Jang Dae-Hee (wonderfully played by Yoo Jae Myung), owner of the Jang Group, and the main villain of the Netflix Korean Drama, Itaewon Class lets us in on how an oligarch thinks, based on the current status of our world’s class divide.
I’ll be honest. I’m only on the second episode of this Park Seo-Joon starrer drama. However, it’s like I’ve already completed its episodes and even more. It took me more than a few minutes than its original run to finish because I keep taking notes. For this blog post, I am going to focus on how Jang Dae-Hee, as an oligarch, thinks.
Related: Itaewon Class full Review: Itaewon class is a Korean drama disguised as an arthouse regular
Oligarchs: what are they?
Oligarchs, the 1% rich in every state or country. According to the Oxford Dictionary, an oligarch means “a very rich business leader with a great deal of political influence.” For the past few years, the word “oligarch” or “oligarchy” has been used for a number of times that it ever has. This may be due to the masses’ awareness of the number of destructions they have done to humankind, and the immense inequality we have today.
It’s true, but I’ll try to be unbiased. If you focus on the positives, many of this 1 % are now tech giants who create more opportunities to expand our world. A lot of them started from the bottom and worked their way up. Examples are Jack Ma and Elon Musk. Aside from that, these tech giants also bring in jobs for the rest of the masses, and I have no problem with that.
In spite of the positives I raised above, we all know that human inequality has upsurged more than it ever did. The world pyramid has been getting higher and higher. The universal economic rules always favor the rich (see Inflation), and it’s been set (by the oligarchs themselves), so what we can only do is adjust to it in whatever way we can.
Jang Dae-Hee, the selfish patriarch of Jangga Co.
Jang Dae-Hee seems like a self-made man (again, I’m still on Ep2, so wait ’til I confirm this), based on what he says. He has a huge influence in all of South Korea: in Politics, the Police, and even in the schools where his children go. Because of this, people around him tolerate his elder son’s bullying and other afflictions they may have done to others.
As an oligarch, he may be confident with all his power on people, but it’s obvious that he is threatened by the principles of Saeroyi (the drama’s noble superhero, played by Park Seo-Joon). In the few times that both characters encounter each other, Saeroyi is the only person who resisted the power and influence of the Jang Group. However, as is expected, Saeroyi, with very little power and money he has, fell down the pit after disobeying the Jangs.
Here are some of the crucial quotes of the oligarch Jang Dae-Hee, on Episode 2:

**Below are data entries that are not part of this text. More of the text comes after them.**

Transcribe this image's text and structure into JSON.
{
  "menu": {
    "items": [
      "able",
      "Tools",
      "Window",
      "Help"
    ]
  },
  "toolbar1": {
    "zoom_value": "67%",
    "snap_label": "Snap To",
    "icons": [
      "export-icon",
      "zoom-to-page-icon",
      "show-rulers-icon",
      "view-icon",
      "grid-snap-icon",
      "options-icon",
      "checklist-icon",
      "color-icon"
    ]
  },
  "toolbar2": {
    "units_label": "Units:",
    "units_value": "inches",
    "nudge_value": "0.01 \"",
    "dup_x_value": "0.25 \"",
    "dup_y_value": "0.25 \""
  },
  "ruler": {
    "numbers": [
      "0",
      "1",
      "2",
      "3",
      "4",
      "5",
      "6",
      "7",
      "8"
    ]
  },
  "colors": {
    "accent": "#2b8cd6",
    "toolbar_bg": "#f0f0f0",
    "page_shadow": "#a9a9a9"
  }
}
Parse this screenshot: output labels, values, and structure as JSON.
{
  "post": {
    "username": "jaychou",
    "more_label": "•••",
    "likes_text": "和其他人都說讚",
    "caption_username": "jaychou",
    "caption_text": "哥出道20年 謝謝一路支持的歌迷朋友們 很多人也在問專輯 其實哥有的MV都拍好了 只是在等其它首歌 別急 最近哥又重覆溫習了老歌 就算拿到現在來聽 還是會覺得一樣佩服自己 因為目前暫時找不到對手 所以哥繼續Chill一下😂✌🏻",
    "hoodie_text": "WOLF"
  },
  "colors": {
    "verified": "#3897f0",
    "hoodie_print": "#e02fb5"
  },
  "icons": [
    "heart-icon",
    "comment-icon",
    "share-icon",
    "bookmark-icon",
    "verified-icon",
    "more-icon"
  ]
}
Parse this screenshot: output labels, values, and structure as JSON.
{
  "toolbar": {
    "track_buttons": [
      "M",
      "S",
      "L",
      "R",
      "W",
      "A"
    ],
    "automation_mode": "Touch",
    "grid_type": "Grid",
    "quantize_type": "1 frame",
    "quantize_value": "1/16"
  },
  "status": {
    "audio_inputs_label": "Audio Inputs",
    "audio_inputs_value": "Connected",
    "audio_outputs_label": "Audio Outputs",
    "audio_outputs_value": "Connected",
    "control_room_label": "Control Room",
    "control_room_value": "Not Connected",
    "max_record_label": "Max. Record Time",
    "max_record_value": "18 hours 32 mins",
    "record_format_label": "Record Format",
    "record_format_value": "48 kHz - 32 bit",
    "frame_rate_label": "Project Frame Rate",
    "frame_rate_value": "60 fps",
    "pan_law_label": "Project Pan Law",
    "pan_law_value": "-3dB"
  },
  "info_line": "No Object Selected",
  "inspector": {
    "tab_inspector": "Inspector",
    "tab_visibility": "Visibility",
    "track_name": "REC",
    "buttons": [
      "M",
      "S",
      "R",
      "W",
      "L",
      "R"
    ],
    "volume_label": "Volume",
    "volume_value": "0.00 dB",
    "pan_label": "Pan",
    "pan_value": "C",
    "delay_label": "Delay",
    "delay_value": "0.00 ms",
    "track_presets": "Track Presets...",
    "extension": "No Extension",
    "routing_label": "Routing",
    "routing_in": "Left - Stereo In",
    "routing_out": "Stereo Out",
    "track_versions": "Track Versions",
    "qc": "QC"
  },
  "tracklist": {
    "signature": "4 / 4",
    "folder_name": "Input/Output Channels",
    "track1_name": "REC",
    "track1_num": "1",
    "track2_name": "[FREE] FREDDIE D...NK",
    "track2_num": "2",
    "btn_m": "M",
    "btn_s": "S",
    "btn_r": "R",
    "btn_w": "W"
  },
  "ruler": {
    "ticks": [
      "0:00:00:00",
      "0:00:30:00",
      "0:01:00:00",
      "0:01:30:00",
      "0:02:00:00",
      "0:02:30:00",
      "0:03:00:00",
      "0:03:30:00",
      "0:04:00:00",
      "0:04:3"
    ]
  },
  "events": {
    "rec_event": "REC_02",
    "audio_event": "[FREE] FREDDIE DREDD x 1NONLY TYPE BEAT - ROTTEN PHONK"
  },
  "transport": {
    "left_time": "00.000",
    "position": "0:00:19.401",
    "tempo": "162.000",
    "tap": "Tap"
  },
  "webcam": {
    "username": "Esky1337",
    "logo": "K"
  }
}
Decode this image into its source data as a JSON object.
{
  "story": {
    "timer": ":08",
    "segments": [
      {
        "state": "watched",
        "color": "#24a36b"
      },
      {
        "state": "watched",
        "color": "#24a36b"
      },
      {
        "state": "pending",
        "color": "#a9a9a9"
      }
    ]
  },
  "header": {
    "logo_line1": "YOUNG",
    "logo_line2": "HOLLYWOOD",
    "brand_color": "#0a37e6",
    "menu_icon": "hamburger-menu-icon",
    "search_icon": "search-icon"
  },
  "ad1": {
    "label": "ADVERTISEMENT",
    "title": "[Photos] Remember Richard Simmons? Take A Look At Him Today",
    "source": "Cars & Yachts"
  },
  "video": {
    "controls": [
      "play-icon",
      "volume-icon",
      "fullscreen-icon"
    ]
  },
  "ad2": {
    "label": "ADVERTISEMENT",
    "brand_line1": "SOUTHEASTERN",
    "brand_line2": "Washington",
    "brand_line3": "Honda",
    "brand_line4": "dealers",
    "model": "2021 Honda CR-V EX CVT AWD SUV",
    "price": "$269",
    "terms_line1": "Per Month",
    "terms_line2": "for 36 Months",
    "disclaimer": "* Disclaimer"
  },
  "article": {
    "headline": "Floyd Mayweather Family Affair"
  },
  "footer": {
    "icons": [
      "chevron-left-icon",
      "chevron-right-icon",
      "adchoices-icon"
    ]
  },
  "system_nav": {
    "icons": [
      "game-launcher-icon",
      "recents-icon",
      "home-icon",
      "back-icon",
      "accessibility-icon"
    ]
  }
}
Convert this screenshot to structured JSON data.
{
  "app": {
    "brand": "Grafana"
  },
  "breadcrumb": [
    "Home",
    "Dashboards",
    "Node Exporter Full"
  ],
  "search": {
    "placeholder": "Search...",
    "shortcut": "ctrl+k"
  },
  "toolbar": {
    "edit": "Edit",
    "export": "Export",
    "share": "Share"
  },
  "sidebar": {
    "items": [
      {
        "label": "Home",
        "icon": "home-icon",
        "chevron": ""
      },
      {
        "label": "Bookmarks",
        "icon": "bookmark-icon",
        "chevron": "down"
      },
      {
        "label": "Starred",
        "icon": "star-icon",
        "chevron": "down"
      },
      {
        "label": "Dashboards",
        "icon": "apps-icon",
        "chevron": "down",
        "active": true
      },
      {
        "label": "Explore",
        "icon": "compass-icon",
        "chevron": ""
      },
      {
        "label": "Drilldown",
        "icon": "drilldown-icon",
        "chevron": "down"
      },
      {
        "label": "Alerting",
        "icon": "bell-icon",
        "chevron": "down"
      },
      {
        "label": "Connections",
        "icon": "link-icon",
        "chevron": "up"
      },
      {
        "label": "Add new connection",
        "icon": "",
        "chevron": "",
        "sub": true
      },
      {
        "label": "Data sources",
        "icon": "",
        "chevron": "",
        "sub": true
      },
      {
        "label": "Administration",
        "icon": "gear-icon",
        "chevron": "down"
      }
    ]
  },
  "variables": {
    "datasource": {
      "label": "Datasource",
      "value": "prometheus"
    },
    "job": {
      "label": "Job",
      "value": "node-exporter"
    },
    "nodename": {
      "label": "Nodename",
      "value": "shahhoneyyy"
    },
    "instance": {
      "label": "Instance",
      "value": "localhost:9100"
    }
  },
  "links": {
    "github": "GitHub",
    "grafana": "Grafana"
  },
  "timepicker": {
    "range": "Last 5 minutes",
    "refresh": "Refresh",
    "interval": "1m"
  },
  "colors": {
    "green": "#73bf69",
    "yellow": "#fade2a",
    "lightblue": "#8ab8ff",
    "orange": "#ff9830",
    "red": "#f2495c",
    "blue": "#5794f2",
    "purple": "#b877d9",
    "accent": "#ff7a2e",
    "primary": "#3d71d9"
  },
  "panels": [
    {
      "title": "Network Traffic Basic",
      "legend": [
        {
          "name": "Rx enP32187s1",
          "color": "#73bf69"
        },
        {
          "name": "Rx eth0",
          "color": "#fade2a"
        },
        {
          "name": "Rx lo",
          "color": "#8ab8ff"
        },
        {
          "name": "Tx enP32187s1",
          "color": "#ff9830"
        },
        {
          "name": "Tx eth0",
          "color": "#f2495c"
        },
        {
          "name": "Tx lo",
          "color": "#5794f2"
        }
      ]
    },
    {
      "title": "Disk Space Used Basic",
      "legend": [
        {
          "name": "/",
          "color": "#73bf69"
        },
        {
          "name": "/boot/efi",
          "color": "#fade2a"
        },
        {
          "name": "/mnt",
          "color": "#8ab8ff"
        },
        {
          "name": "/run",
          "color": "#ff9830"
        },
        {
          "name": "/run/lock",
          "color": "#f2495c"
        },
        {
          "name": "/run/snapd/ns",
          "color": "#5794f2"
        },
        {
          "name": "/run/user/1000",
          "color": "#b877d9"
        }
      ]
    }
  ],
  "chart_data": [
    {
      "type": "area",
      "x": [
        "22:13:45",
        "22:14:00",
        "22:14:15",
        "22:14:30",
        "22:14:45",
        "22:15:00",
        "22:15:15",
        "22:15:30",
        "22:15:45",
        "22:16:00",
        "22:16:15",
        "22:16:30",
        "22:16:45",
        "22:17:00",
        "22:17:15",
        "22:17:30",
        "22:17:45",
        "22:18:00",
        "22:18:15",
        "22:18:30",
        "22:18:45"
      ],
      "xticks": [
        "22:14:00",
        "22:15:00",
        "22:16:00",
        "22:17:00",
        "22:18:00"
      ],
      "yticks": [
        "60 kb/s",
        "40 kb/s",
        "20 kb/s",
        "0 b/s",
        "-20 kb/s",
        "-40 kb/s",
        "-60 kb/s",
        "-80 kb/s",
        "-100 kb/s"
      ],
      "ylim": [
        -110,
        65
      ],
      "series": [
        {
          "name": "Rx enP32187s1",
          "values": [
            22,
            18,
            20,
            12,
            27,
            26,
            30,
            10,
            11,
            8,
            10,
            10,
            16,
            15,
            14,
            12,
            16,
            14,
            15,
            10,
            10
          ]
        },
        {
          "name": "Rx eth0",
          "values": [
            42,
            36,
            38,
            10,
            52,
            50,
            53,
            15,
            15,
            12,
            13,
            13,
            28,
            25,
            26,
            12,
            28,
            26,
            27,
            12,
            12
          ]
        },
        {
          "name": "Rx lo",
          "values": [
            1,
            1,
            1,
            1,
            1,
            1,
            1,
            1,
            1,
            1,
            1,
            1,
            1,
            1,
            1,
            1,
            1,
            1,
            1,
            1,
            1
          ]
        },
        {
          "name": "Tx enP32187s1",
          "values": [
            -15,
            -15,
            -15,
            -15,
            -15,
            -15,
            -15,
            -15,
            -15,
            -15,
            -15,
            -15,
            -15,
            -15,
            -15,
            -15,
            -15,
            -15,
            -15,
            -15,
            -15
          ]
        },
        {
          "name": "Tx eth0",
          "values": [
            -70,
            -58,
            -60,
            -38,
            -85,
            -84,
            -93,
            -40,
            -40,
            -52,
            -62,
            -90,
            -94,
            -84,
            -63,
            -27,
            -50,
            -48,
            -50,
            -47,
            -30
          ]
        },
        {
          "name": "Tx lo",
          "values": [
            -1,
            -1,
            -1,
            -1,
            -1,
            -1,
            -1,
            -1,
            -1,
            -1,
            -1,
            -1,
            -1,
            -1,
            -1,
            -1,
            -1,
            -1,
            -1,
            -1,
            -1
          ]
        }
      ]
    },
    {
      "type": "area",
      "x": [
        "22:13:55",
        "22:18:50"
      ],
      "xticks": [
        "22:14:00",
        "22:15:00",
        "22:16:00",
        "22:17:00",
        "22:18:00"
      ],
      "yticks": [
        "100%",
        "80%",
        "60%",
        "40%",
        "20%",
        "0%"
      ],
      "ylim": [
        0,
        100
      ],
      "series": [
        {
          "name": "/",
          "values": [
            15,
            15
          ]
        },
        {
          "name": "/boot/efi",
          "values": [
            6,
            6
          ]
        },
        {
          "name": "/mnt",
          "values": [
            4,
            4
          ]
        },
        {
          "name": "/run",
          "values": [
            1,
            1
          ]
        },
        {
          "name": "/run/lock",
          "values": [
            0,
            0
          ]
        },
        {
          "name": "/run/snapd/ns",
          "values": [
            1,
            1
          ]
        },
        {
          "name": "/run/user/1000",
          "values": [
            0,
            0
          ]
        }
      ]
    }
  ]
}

Let’s start with the scene where Dae-Hee speaks with Saeroyi:
“Ambition. They are words used by those who have nothing but their ego. If you gain nothing, that’s just being stubborn and foolish.”
“Don’t let that useless sense of justice get the best of you.”
Dae-Hee is implying that the only way to be on top is to be selfish: to cheat our way up, and not care about other people. This has been his way, and perhaps the way of the world. If you think about it, it seems like all of the good values most of us have learned amount to nothing because we gain nothing out of them. I hope that is not how the rest of the world thinks.
Now, let’s move on to the scene where Dae-Hee is teaching his eldest son, Geun Won, to fight his conscience, after being guilty about “accidentally” killing Saeroyi’s father. I can say that even before I watch the rest of the episodes, this scene stands out (hence, I was able to blog about it).
“You can’t gain anything with your conscience.”
“That Park Saeroyi. You’re half the man he is, but he is just an animal, and you are human.”
“Do not feel sorry when you’re eating pork and chicken (implying to eating people economically lower than them).”
“Saeroyi is just livestock.”
This scene is very straightforward, and I agree with the drama’s writers. These oligarchs operate without empathy (sometimes, even to their own family). Jang Dae-Hee compared their loyal workers and people under them as animals that could just be disposed anytime and be eaten alive. My question is, would you allow those people to treat you like an animal?
I’ll finish the entire drama, write more blog posts about it, and update this particular post. Itaewon Class is underrated, but if you like Parasite, then you would like this drama as well. Here’s the link.